Differing suits might provide a benefit, but I think that would be offset by your overall skill level.
Older swimsuits and skins increased the amount of drag on the body, which is a bad thing for competitive swimming. I noticed a big difference in drag between the speedos I wore during Masters swimming versus the light skin I wore when scuba diving. The rule then was less is more as your own skin presented less drag. << Insert obligatory "yes, I dated myself there" comment >>
Newer swimsuits / skins can present less drag than your own skin does since the material is a tighter weave. Case in point, many Olympic swimmers are now wearing full swim skins.

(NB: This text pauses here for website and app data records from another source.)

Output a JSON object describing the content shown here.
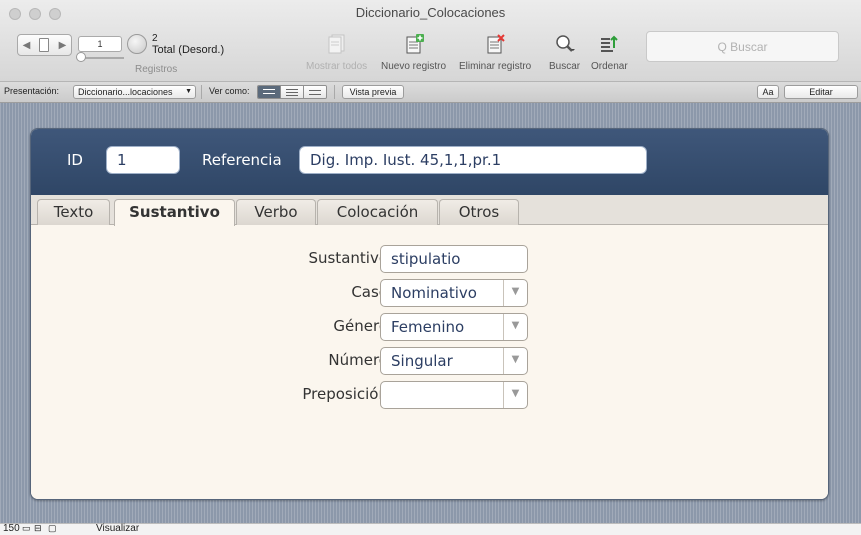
{
  "window": {
    "title": "Diccionario_Colocaciones"
  },
  "toolbar": {
    "record_input_value": "1",
    "record_count": "2",
    "record_total": "Total (Desord.)",
    "records_label": "Registros",
    "show_all_label": "Mostrar todos",
    "new_record_label": "Nuevo registro",
    "delete_record_label": "Eliminar registro",
    "find_label": "Buscar",
    "sort_label": "Ordenar",
    "search_placeholder": "Q Buscar"
  },
  "layoutbar": {
    "layout_label": "Presentación:",
    "layout_value": "Diccionario...locaciones",
    "view_as_label": "Ver como:",
    "preview_label": "Vista previa",
    "font_btn_label": "Aa",
    "edit_label": "Editar"
  },
  "form": {
    "id_label": "ID",
    "id_value": "1",
    "ref_label": "Referencia",
    "ref_value": "Dig. Imp. Iust. 45,1,1,pr.1",
    "tabs": [
      {
        "label": "Texto",
        "active": false
      },
      {
        "label": "Sustantivo",
        "active": true
      },
      {
        "label": "Verbo",
        "active": false
      },
      {
        "label": "Colocación",
        "active": false
      },
      {
        "label": "Otros",
        "active": false
      }
    ],
    "fields": [
      {
        "label": "Sustantivo",
        "value": "stipulatio",
        "dropdown": false
      },
      {
        "label": "Caso",
        "value": "Nominativo",
        "dropdown": true
      },
      {
        "label": "Género",
        "value": "Femenino",
        "dropdown": true
      },
      {
        "label": "Número",
        "value": "Singular",
        "dropdown": true
      },
      {
        "label": "Preposición",
        "value": "",
        "dropdown": true
      }
    ]
  },
  "statusbar": {
    "zoom": "150",
    "mode_label": "Visualizar"
  }
}
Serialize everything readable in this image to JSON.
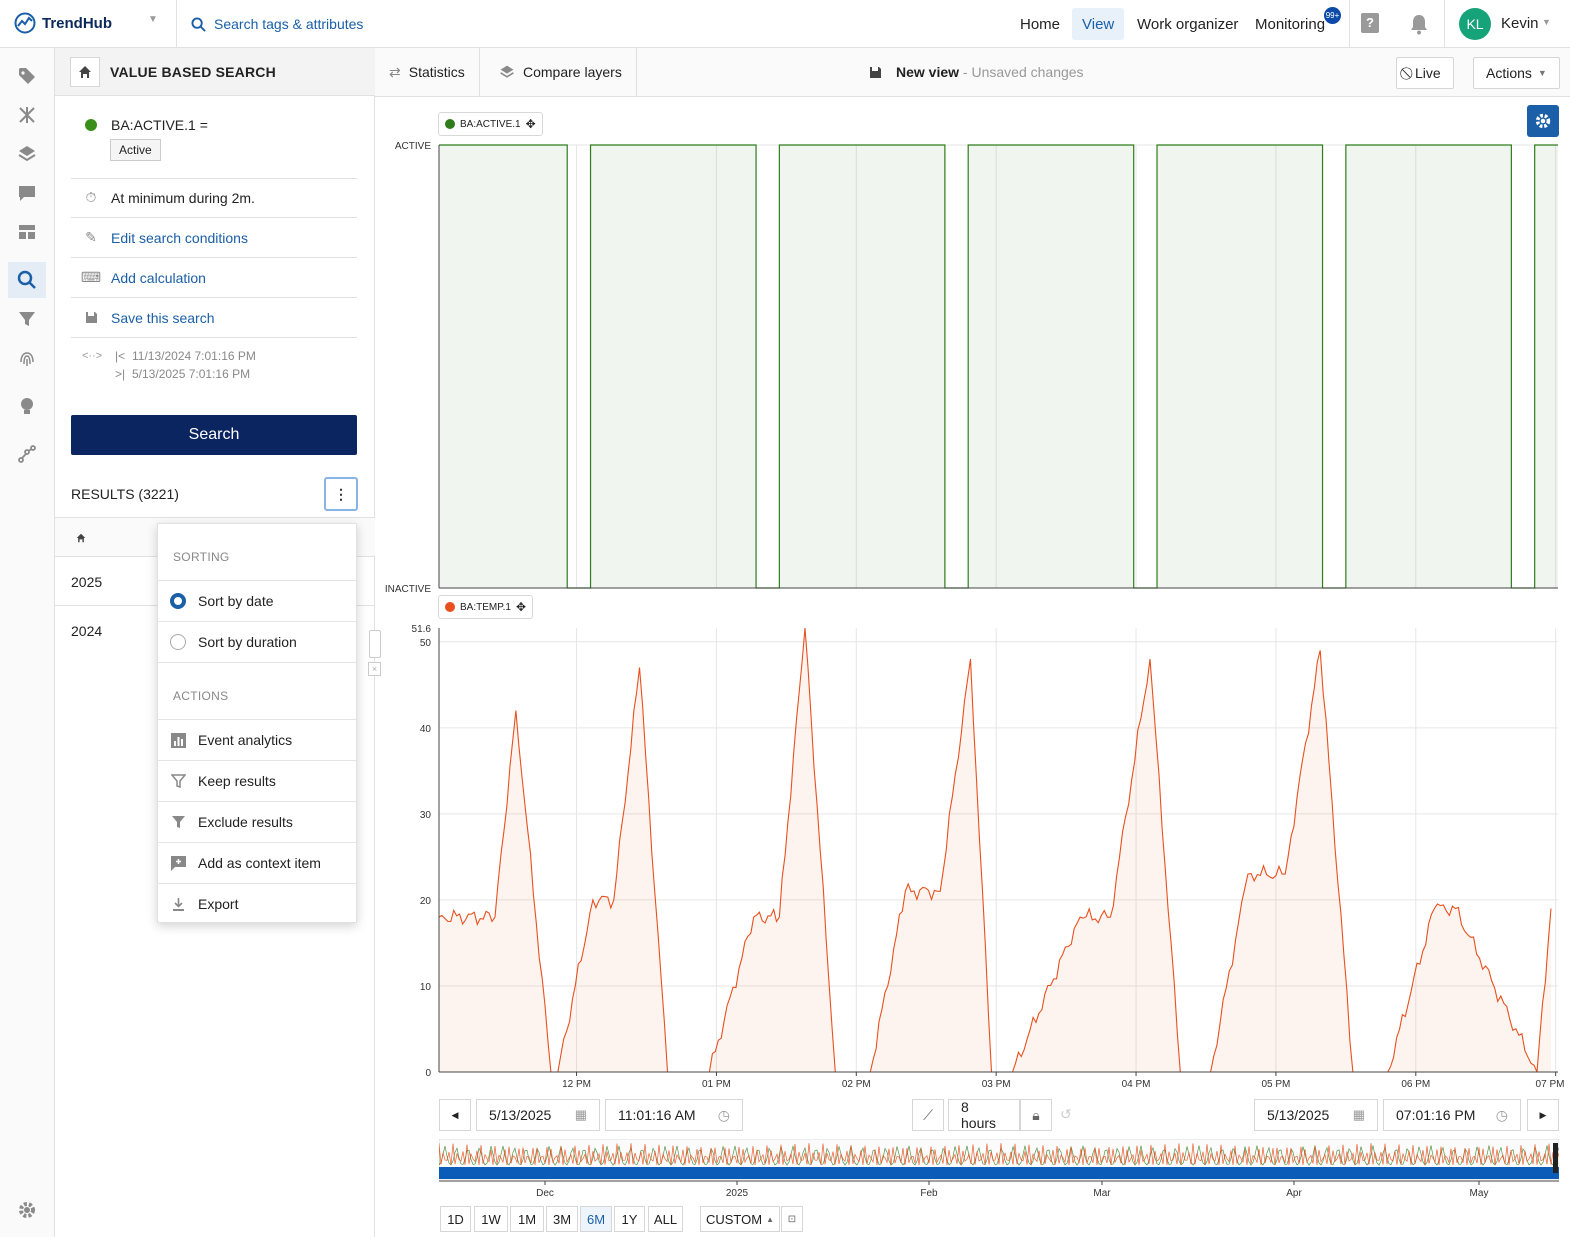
{
  "header": {
    "app_name": "TrendHub",
    "search_placeholder": "Search tags & attributes",
    "nav": [
      "Home",
      "View",
      "Work organizer",
      "Monitoring"
    ],
    "active_nav": "View",
    "monitoring_badge": "99+",
    "user_initials": "KL",
    "user_name": "Kevin"
  },
  "sidebar_icons": [
    "tag-icon",
    "network-icon",
    "layers-icon",
    "comment-icon",
    "dashboard-icon",
    "search-icon",
    "filter-icon",
    "fingerprint-icon",
    "lightbulb-icon",
    "graph-icon",
    "gear-icon"
  ],
  "panel": {
    "title": "VALUE BASED SEARCH",
    "tag": "BA:ACTIVE.1 =",
    "tag_value": "Active",
    "condition": "At minimum during 2m.",
    "edit_label": "Edit search conditions",
    "calc_label": "Add calculation",
    "save_label": "Save this search",
    "range_start": "11/13/2024 7:01:16 PM",
    "range_end": "5/13/2025 7:01:16 PM",
    "search_button": "Search",
    "results_label": "RESULTS (3221)",
    "years": [
      "2025",
      "2024"
    ]
  },
  "menu": {
    "sorting_label": "SORTING",
    "sort_by_date": "Sort by date",
    "sort_by_duration": "Sort by duration",
    "actions_label": "ACTIONS",
    "event_analytics": "Event analytics",
    "keep_results": "Keep results",
    "exclude_results": "Exclude results",
    "add_context": "Add as context item",
    "export": "Export"
  },
  "toolbar": {
    "statistics": "Statistics",
    "compare_layers": "Compare layers",
    "view_name": "New view",
    "view_status": " - Unsaved changes",
    "live": "Live",
    "actions": "Actions"
  },
  "time_controls": {
    "start_date": "5/13/2025",
    "start_time": "11:01:16 AM",
    "duration": "8 hours",
    "end_date": "5/13/2025",
    "end_time": "07:01:16 PM",
    "ranges": [
      "1D",
      "1W",
      "1M",
      "3M",
      "6M",
      "1Y",
      "ALL"
    ],
    "active_range": "6M",
    "custom": "CUSTOM",
    "overview_ticks": [
      "Dec",
      "2025",
      "Feb",
      "Mar",
      "Apr",
      "May"
    ]
  },
  "colors": {
    "active_series": "#2e7d1a",
    "temp_series": "#e8501e",
    "primary": "#0b2560",
    "link": "#1a5fa8"
  },
  "chart_data": [
    {
      "type": "line",
      "series": [
        {
          "name": "BA:ACTIVE.1",
          "color": "#2e7d1a"
        }
      ],
      "y_categories": [
        "INACTIVE",
        "ACTIVE"
      ],
      "x_tick_labels": [
        "12 PM",
        "01 PM",
        "02 PM",
        "03 PM",
        "04 PM",
        "05 PM",
        "06 PM",
        "07 PM"
      ],
      "x": [
        "11:01",
        "11:56",
        "12:06",
        "13:17",
        "13:27",
        "14:38",
        "14:48",
        "15:59",
        "16:09",
        "17:20",
        "17:30",
        "18:41",
        "18:51",
        "19:01"
      ],
      "values": [
        1,
        0,
        1,
        0,
        1,
        0,
        1,
        0,
        1,
        0,
        1,
        0,
        1,
        1
      ]
    },
    {
      "type": "area",
      "series": [
        {
          "name": "BA:TEMP.1",
          "color": "#e8501e"
        }
      ],
      "ylim": [
        0,
        51.6
      ],
      "y_ticks": [
        0,
        10,
        20,
        30,
        40,
        50
      ],
      "y_max_label": "51.6",
      "x_tick_labels": [
        "12 PM",
        "01 PM",
        "02 PM",
        "03 PM",
        "04 PM",
        "05 PM",
        "06 PM",
        "07 PM"
      ],
      "x": [
        "11:01",
        "11:25",
        "11:34",
        "11:49",
        "11:52",
        "12:07",
        "12:16",
        "12:27",
        "12:39",
        "12:56",
        "12:57",
        "13:16",
        "13:27",
        "13:38",
        "13:51",
        "14:06",
        "14:21",
        "14:36",
        "14:49",
        "14:58",
        "15:07",
        "15:36",
        "15:49",
        "16:06",
        "16:19",
        "16:32",
        "16:48",
        "17:04",
        "17:19",
        "17:33",
        "17:48",
        "18:08",
        "18:17",
        "18:52",
        "18:58"
      ],
      "values": [
        18,
        18,
        42,
        0,
        0,
        20,
        20,
        47,
        0,
        0,
        0,
        18,
        18,
        51.6,
        0,
        0,
        21,
        21,
        48,
        0,
        0,
        18,
        18,
        48,
        0,
        0,
        23,
        23,
        49,
        0,
        0,
        19,
        19,
        0,
        19
      ]
    }
  ]
}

I believe the balance now is between economics versus performance gain.
I think I would purchase suits based upon the temperature of the water you expect to be competing in. If it's a lake and you know it will be cold, having a little heavier suit will keep you warmer so you can function better. Likewise, if it will be more reasonable temperatures then I would go with a lighter suit. The focus is really upon staying warm enough that you can keep swimming.
I don't compete in triathlons, but I expect you wear the same base layer for all 3 events, so keep the other 2 events in mind when picking your swimming gear.

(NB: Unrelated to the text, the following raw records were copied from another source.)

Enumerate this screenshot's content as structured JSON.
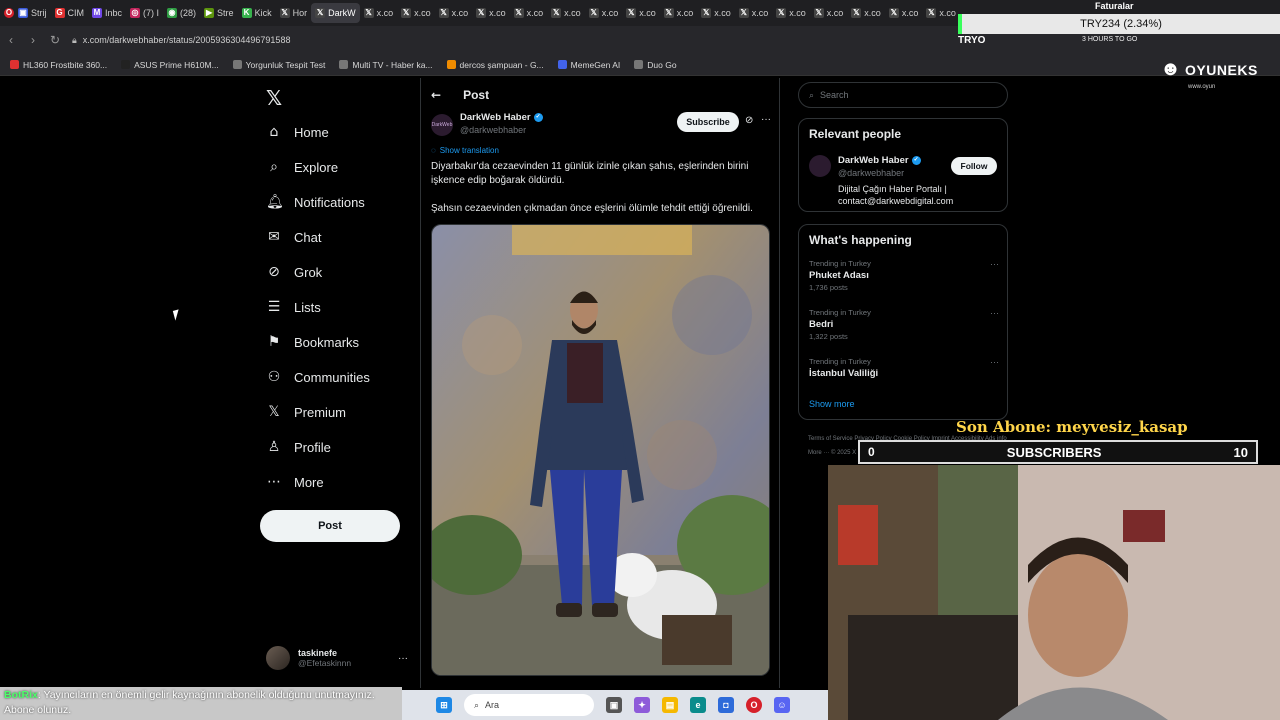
{
  "browser": {
    "tabs": [
      {
        "label": "Strij",
        "color": "#3b5bdb",
        "glyph": "▣"
      },
      {
        "label": "CIM",
        "color": "#e03131",
        "glyph": "G"
      },
      {
        "label": "Inbc",
        "color": "#7048e8",
        "glyph": "M"
      },
      {
        "label": "(7) I",
        "color": "#c2255c",
        "glyph": "◎"
      },
      {
        "label": "(28)",
        "color": "#2f9e44",
        "glyph": "◉"
      },
      {
        "label": "Stre",
        "color": "#5c940d",
        "glyph": "▶"
      },
      {
        "label": "Kick",
        "color": "#37b24d",
        "glyph": "K"
      },
      {
        "label": "Hor",
        "color": "#444444",
        "glyph": "𝕏"
      },
      {
        "label": "DarkW",
        "color": "#444444",
        "glyph": "𝕏",
        "active": true
      },
      {
        "label": "x.co",
        "color": "#444444",
        "glyph": "𝕏"
      },
      {
        "label": "x.co",
        "color": "#444444",
        "glyph": "𝕏"
      },
      {
        "label": "x.co",
        "color": "#444444",
        "glyph": "𝕏"
      },
      {
        "label": "x.co",
        "color": "#444444",
        "glyph": "𝕏"
      },
      {
        "label": "x.co",
        "color": "#444444",
        "glyph": "𝕏"
      },
      {
        "label": "x.co",
        "color": "#444444",
        "glyph": "𝕏"
      },
      {
        "label": "x.co",
        "color": "#444444",
        "glyph": "𝕏"
      },
      {
        "label": "x.co",
        "color": "#444444",
        "glyph": "𝕏"
      },
      {
        "label": "x.co",
        "color": "#444444",
        "glyph": "𝕏"
      },
      {
        "label": "x.co",
        "color": "#444444",
        "glyph": "𝕏"
      },
      {
        "label": "x.co",
        "color": "#444444",
        "glyph": "𝕏"
      },
      {
        "label": "x.co",
        "color": "#444444",
        "glyph": "𝕏"
      },
      {
        "label": "x.co",
        "color": "#444444",
        "glyph": "𝕏"
      },
      {
        "label": "x.co",
        "color": "#444444",
        "glyph": "𝕏"
      },
      {
        "label": "x.co",
        "color": "#444444",
        "glyph": "𝕏"
      },
      {
        "label": "x.co",
        "color": "#444444",
        "glyph": "𝕏"
      }
    ],
    "url": "x.com/darkwebhaber/status/2005936304496791588",
    "bookmarks": [
      {
        "label": "HL360 Frostbite 360...",
        "color": "#e03131"
      },
      {
        "label": "ASUS Prime H610M...",
        "color": "#222222"
      },
      {
        "label": "Yorgunluk Tespit Test",
        "color": "#777777"
      },
      {
        "label": "Multi TV - Haber ka...",
        "color": "#777777"
      },
      {
        "label": "dercos şampuan - G...",
        "color": "#f08c00"
      },
      {
        "label": "MemeGen AI",
        "color": "#4263eb"
      },
      {
        "label": "Duo Go",
        "color": "#777777"
      }
    ]
  },
  "nav": {
    "items": [
      {
        "label": "Home",
        "icon": "⌂",
        "name": "home"
      },
      {
        "label": "Explore",
        "icon": "⌕",
        "name": "explore"
      },
      {
        "label": "Notifications",
        "icon": "🔔︎",
        "name": "notifications"
      },
      {
        "label": "Chat",
        "icon": "✉",
        "name": "chat"
      },
      {
        "label": "Grok",
        "icon": "⊘",
        "name": "grok"
      },
      {
        "label": "Lists",
        "icon": "☰",
        "name": "lists"
      },
      {
        "label": "Bookmarks",
        "icon": "⚑",
        "name": "bookmarks"
      },
      {
        "label": "Communities",
        "icon": "⚇",
        "name": "communities"
      },
      {
        "label": "Premium",
        "icon": "𝕏",
        "name": "premium"
      },
      {
        "label": "Profile",
        "icon": "♙",
        "name": "profile"
      },
      {
        "label": "More",
        "icon": "⋯",
        "name": "more"
      }
    ],
    "post_label": "Post",
    "account": {
      "name": "taskinefe",
      "handle": "@Efetaskinnn"
    }
  },
  "post": {
    "header": "Post",
    "author_name": "DarkWeb Haber",
    "author_handle": "@darkwebhaber",
    "avatar_text": "DarkWeb",
    "subscribe_label": "Subscribe",
    "show_translation": "Show translation",
    "text_1": "Diyarbakır'da cezaevinden 11 günlük izinle çıkan şahıs, eşlerinden birini işkence edip boğarak öldürdü.",
    "text_2": "Şahsın cezaevinden çıkmadan önce eşlerini ölümle tehdit ettiği öğrenildi."
  },
  "right": {
    "search_placeholder": "Search",
    "relevant_title": "Relevant people",
    "relevant": {
      "name": "DarkWeb Haber",
      "handle": "@darkwebhaber",
      "bio": "Dijital Çağın Haber Portalı | contact@darkwebdigital.com",
      "follow_label": "Follow"
    },
    "happening_title": "What's happening",
    "trends": [
      {
        "context": "Trending in Turkey",
        "topic": "Phuket Adası",
        "count": "1,736 posts"
      },
      {
        "context": "Trending in Turkey",
        "topic": "Bedri",
        "count": "1,322 posts"
      },
      {
        "context": "Trending in Turkey",
        "topic": "İstanbul Valiliği",
        "count": ""
      }
    ],
    "show_more": "Show more",
    "footer": "Terms of Service   Privacy Policy   Cookie Policy   Imprint   Accessibility   Ads info   More ···   © 2025 X Corp."
  },
  "overlay": {
    "ticker": "TRY234 (2.34%)",
    "faturalar": "Faturalar",
    "tryo": "TRYO",
    "hours": "3 HOURS TO GO",
    "brand": "OYUNEKS",
    "brand_url": "www.oyun",
    "son_abone": "Son Abone: meyvesiz_kasap",
    "subs_left": "0",
    "subs_label": "SUBSCRIBERS",
    "subs_right": "10",
    "bot_name": "BotRix",
    "bot_message": ": Yayıncıların en önemli gelir kaynağının abonelik olduğunu unutmayınız. Abone olunuz.",
    "taskbar_search": "Ara"
  }
}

Finally, I would recommend just focusing on improving your overall swimming skill versus worrying about the minimal benefit that you may receive from aerodynamics. After you get to the point where you're knocking out a few miles of swimming per practice then you'll be at a point to consider differing suit types.